Some white people--like people of all colors and backgrounds--simply fear and distrust anything they don't know and/or understand. If they grew up in white enclaves and never really dealt with black people until they were grown up, black people seem frighteningly different.

Some white people fear the image they have of black people from television, movies, and newspapers, and we all know that this image is generally not good. I have known several people who lived in almost all white suburbs, saw news story after news story of blacks committing crimes in the central city, and refused to set foot in that city under the misconception that black criminals swarmed the streets at all times, looking for white victims. I knew some suburban white people who worked in the central city, but took public transportation (expresses that never stopped in city neighborhoods) to the corner where they worked, rushed into the building, stayed in at lunch, and reversed this path at the end of the day.

Some white people continue to believe that black people are subhuman--"not like us" when it comes to reason, emotional stability, etc. That was one of the central justifications for slavery, and it has not died out nearly as much as we like to think. Not long ago I came across a right wing blog comment that "someone" who had been assigned to an Obama security detailed reported that Obama "smelled." A variation on this is the belief that runs deep in some white people that a black person who has done well has only succeeded because of affirmative action or some similar advantage "just handed" to black people.

Some white people have generalized from a past bad experience with one or two black people--I was robbed/intimidated/beaten/insulted by a specific black man, and now I hate/fear "them."

Some white people have long family histories of thinking of whites and blacks as competing groups; if blacks begin to do better, it will come at the expense of white people. I heard several anti-black quotes from white Democratic primary voters which reflected that view.

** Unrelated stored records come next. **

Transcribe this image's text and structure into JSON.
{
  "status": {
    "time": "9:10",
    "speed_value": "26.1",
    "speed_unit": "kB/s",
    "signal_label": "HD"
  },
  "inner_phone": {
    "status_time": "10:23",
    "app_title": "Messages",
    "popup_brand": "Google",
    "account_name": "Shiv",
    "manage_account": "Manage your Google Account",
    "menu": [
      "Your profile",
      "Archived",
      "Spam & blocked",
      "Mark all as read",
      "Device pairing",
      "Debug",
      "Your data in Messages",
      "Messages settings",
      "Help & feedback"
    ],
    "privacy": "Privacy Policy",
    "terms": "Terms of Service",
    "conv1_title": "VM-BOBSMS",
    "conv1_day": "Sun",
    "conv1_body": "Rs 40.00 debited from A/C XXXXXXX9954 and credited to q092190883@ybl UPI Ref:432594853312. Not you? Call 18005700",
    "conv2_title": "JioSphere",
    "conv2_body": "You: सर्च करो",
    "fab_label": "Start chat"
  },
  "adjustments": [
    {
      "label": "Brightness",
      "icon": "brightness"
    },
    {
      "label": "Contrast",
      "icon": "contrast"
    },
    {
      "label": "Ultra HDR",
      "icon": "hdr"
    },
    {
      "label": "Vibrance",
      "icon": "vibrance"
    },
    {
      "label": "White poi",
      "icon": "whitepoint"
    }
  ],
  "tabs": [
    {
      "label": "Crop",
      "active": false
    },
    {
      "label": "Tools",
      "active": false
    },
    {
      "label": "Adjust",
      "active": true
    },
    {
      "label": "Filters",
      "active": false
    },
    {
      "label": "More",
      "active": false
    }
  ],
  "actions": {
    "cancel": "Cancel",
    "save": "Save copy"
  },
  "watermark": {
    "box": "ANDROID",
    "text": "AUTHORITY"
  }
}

Racism is, indeed, alive and well. We're going to find out pretty soon exactly how deep it goes and how widespread it is. Take the recent flap over Obama stating that "nobody really thinks that Bush or McCain have a real answer for the challenges we face, so what they're going to try to do is make you scared of me....You know, he doesn't look like all those other presidents on those dollar bills."

Immediately the McCain people claimed "foul" and started screaming "race card." All Obama did was recognize the reality that "they"--the people who want McCain elected, not necessarily McCain himself--will play on all those irrational fears that rise up from the fact that Obama does not, in fact, look like the people whose pictures appear on our currency. But in a country where racism remains, yet where the subject cannot be overtly & publicly addressed, Obama cannot even try to preempt racist attacks without running the risk of being labelled a racist himself.

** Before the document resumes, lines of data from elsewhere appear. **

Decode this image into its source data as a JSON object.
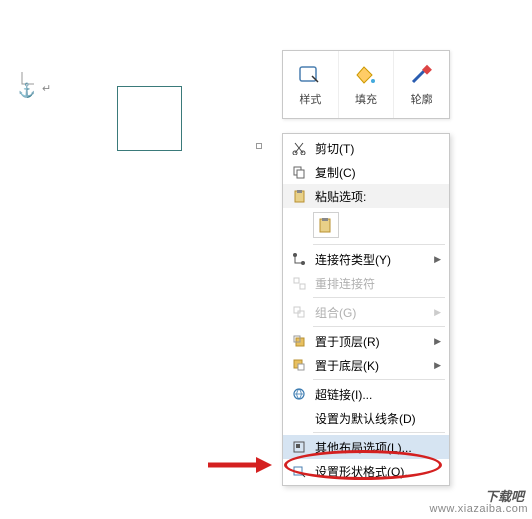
{
  "toolbar": {
    "style": "样式",
    "fill": "填充",
    "outline": "轮廓"
  },
  "menu": {
    "cut": "剪切(T)",
    "copy": "复制(C)",
    "paste_header": "粘贴选项:",
    "connector_type": "连接符类型(Y)",
    "rearrange_connector": "重排连接符",
    "group": "组合(G)",
    "bring_front": "置于顶层(R)",
    "send_back": "置于底层(K)",
    "hyperlink": "超链接(I)...",
    "set_default_line": "设置为默认线条(D)",
    "more_layout": "其他布局选项(L)...",
    "format_shape": "设置形状格式(O)..."
  },
  "watermark": "www.xiazaiba.com",
  "watermark_brand": "下载吧"
}
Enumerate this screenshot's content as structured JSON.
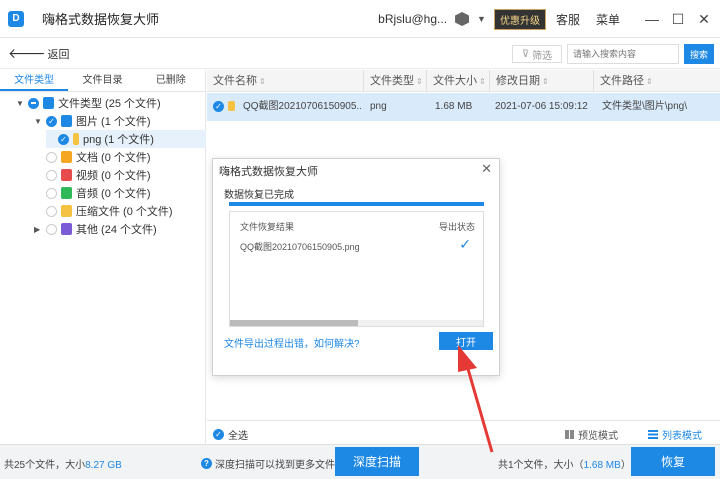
{
  "app": {
    "title": "嗨格式数据恢复大师",
    "user": "bRjslu@hg...",
    "upgrade_label": "优惠升级",
    "service_label": "客服",
    "menu_label": "菜单",
    "minimize": "—",
    "maximize": "☐",
    "close": "✕"
  },
  "toolbar": {
    "back_label": "返回",
    "filter_label": "筛选",
    "search_placeholder": "请输入搜索内容",
    "search_button": "搜索"
  },
  "sidebar": {
    "tabs": [
      "文件类型",
      "文件目录",
      "已删除"
    ],
    "active_tab": 0,
    "tree": [
      {
        "label": "文件类型 (25 个文件)",
        "icon": "folder-icon",
        "color": "#1e88e5"
      },
      {
        "label": "图片 (1 个文件)",
        "icon": "image-icon",
        "color": "#1e88e5"
      },
      {
        "label": "png (1 个文件)",
        "icon": "file-icon",
        "color": "#f5c242"
      },
      {
        "label": "文档 (0 个文件)",
        "icon": "document-icon",
        "color": "#f5a623"
      },
      {
        "label": "视频 (0 个文件)",
        "icon": "video-icon",
        "color": "#e84b4b"
      },
      {
        "label": "音频 (0 个文件)",
        "icon": "audio-icon",
        "color": "#2fb85a"
      },
      {
        "label": "压缩文件 (0 个文件)",
        "icon": "archive-icon",
        "color": "#f5c242"
      },
      {
        "label": "其他 (24 个文件)",
        "icon": "other-icon",
        "color": "#7b5bd6"
      }
    ]
  },
  "table": {
    "columns": [
      "文件名称",
      "文件类型",
      "文件大小",
      "修改日期",
      "文件路径"
    ],
    "rows": [
      {
        "name": "QQ截图20210706150905...",
        "type": "png",
        "size": "1.68 MB",
        "date": "2021-07-06 15:09:12",
        "path": "文件类型\\图片\\png\\"
      }
    ]
  },
  "dialog": {
    "title": "嗨格式数据恢复大师",
    "subtitle": "数据恢复已完成",
    "progress": 1.0,
    "col_result": "文件恢复结果",
    "col_status": "导出状态",
    "file_name": "QQ截图20210706150905.png",
    "help_link": "文件导出过程出错，如何解决?",
    "open_button": "打开"
  },
  "bottom": {
    "select_all": "全选",
    "preview_mode": "预览模式",
    "list_mode": "列表模式"
  },
  "footer": {
    "total_prefix": "共25个文件，大小",
    "total_size": "8.27 GB",
    "hint": "深度扫描可以找到更多文件",
    "deep_scan_button": "深度扫描",
    "selected_prefix": "共1个文件，大小（",
    "selected_size": "1.68 MB",
    "selected_suffix": "）",
    "recover_button": "恢复"
  },
  "colors": {
    "accent": "#1e88e5",
    "annotation_arrow": "#e53935"
  }
}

The fact is that if Obama was Latino, or Asian, or Jewish, a part of the white population in this country would not vote for him because he was Latino, or Asian, or Jewish.

There is simply some white people in this country who will always be prejudice toward any color of people who is not like their own. They simply choose to be that way, and simply choose to stay that way.
So, if Obama was Latino, these same prejudice white people would find a hundred reasons why he should not be elected.
If Obama was Asian, the same prejudice white people in this country would find a hundred reasons why he should not be elected.
If Obama was Jewish, the same prejudice white people in this country would find a hundred reasons why they could not vote for him.

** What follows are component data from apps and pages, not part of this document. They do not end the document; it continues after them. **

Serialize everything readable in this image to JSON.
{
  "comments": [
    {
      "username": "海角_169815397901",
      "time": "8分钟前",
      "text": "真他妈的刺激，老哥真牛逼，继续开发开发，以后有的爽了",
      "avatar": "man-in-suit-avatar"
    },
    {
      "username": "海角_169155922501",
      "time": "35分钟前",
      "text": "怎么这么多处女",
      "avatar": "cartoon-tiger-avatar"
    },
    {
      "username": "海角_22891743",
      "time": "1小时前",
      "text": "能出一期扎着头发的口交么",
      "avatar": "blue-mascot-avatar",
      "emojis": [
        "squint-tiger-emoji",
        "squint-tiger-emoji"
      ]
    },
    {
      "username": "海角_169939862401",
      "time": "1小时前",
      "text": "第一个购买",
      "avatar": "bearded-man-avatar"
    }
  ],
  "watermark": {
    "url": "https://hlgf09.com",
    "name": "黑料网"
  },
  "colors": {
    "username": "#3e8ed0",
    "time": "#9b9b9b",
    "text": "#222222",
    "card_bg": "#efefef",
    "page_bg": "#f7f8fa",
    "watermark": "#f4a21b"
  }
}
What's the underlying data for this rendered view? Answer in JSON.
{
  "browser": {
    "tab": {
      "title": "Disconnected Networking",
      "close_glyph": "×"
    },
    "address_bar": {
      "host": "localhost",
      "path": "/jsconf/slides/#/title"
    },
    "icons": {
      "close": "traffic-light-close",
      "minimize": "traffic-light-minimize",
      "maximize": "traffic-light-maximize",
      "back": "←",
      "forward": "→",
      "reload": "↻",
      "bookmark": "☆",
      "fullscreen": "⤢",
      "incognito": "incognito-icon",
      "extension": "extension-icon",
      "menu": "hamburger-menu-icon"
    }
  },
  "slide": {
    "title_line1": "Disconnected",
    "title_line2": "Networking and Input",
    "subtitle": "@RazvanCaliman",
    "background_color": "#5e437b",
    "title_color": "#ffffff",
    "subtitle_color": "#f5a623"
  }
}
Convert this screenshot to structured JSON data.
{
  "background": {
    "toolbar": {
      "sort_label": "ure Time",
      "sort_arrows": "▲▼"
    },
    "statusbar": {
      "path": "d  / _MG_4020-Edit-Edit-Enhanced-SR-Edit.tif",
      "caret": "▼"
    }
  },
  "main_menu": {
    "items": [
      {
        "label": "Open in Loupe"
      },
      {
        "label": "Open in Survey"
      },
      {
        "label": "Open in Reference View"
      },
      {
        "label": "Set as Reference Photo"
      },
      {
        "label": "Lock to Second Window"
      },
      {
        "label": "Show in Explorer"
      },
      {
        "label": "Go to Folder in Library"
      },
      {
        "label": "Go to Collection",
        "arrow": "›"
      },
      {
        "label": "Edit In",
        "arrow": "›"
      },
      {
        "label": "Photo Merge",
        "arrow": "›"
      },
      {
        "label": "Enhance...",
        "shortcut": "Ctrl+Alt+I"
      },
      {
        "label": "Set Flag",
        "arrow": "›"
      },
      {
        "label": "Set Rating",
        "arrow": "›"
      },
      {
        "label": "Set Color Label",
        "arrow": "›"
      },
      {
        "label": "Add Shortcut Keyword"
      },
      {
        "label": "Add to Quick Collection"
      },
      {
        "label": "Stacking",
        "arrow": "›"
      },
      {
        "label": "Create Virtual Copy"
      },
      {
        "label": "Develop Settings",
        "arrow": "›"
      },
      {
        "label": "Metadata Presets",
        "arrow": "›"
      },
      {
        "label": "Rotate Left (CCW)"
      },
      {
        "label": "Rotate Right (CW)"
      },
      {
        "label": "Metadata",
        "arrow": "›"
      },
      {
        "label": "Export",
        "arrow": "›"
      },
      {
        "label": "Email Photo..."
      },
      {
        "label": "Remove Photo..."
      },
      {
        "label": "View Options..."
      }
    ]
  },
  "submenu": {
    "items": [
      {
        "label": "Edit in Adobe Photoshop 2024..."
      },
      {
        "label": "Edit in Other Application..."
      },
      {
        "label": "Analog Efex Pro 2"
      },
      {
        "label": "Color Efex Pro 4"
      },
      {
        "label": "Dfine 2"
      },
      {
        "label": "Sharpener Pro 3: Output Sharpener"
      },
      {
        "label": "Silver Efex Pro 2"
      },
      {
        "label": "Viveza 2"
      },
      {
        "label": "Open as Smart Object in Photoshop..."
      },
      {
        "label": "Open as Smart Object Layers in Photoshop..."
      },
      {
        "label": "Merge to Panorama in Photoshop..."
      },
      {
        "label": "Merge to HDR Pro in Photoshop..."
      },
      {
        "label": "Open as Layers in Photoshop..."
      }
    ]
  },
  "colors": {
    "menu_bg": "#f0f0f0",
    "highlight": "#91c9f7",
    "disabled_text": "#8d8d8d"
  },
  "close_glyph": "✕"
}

It must be admitted that Obama is being supported by a large part of the white population in this country, and that fact shows that we have indeed come a long way, and that a large part of the population choose to be are mature, evolved human beings.

In this country, where we live among people who have choosen to be evolved, and mature, SADLY, we also live among people who will always choose to discriminated against another human because of the shade of their skin.